* EXERCISE BRIEF *
Only a number is wanted: how many lines in the records below contain "title"?
START RECORDS PROVIDED
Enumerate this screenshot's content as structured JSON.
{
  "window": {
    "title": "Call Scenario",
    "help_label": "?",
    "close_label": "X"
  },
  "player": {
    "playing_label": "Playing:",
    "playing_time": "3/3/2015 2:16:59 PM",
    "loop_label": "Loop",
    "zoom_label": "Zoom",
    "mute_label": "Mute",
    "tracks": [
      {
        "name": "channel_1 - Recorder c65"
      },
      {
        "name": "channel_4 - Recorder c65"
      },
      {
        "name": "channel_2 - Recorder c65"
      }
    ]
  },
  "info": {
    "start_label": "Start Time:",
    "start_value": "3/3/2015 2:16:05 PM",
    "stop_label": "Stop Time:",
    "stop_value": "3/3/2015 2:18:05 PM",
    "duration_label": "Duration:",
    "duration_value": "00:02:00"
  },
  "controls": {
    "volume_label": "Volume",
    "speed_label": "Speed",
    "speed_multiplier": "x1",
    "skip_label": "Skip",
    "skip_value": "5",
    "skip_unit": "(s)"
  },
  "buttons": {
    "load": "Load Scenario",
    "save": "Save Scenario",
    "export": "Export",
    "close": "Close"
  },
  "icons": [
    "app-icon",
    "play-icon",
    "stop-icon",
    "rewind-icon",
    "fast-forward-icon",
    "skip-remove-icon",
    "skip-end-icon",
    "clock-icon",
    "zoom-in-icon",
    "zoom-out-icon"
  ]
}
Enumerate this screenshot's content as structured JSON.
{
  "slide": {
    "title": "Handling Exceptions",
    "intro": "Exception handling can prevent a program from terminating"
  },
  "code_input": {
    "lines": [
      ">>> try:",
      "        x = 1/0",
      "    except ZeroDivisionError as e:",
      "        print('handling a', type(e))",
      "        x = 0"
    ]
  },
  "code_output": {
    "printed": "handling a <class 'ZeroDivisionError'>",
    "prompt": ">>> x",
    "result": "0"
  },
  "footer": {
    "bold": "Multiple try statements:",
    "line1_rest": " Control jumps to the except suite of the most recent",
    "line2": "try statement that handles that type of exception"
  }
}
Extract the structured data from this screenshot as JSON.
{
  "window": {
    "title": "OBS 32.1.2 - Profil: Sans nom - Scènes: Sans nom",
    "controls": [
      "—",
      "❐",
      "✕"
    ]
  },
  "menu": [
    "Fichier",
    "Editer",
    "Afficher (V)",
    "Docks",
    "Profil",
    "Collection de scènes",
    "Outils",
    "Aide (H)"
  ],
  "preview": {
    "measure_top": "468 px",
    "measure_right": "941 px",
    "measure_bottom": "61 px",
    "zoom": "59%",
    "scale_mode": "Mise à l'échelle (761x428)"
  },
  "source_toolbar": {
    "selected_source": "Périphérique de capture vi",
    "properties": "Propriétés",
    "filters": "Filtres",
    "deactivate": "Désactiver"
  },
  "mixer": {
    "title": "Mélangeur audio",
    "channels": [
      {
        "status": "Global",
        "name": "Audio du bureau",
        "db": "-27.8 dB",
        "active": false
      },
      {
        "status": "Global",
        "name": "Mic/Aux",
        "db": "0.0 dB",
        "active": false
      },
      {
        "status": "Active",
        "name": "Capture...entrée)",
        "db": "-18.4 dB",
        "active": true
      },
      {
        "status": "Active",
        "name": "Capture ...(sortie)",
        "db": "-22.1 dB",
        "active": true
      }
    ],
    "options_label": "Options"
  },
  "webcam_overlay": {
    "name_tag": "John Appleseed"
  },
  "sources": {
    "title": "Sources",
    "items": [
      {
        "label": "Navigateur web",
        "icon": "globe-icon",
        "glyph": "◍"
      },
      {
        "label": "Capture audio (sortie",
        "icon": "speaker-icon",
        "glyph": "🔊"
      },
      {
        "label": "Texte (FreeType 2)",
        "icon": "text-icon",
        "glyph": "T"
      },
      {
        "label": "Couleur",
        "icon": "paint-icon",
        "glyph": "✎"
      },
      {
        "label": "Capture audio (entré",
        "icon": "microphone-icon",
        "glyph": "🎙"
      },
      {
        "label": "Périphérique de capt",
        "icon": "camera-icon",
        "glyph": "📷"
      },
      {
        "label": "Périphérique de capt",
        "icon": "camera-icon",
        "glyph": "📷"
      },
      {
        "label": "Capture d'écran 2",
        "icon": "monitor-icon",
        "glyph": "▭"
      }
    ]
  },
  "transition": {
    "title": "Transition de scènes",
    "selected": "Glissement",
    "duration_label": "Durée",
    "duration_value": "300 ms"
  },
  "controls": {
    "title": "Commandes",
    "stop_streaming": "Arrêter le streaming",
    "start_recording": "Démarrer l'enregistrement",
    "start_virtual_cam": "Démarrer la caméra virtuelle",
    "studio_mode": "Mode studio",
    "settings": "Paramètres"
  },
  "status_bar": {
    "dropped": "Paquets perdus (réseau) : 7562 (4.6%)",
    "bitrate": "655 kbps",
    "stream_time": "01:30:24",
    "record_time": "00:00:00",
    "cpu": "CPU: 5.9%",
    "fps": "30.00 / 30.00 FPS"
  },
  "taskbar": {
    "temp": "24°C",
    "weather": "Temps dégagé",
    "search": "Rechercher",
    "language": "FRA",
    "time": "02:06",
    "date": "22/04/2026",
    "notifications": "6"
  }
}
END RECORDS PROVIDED
* ANSWER SECTION *
7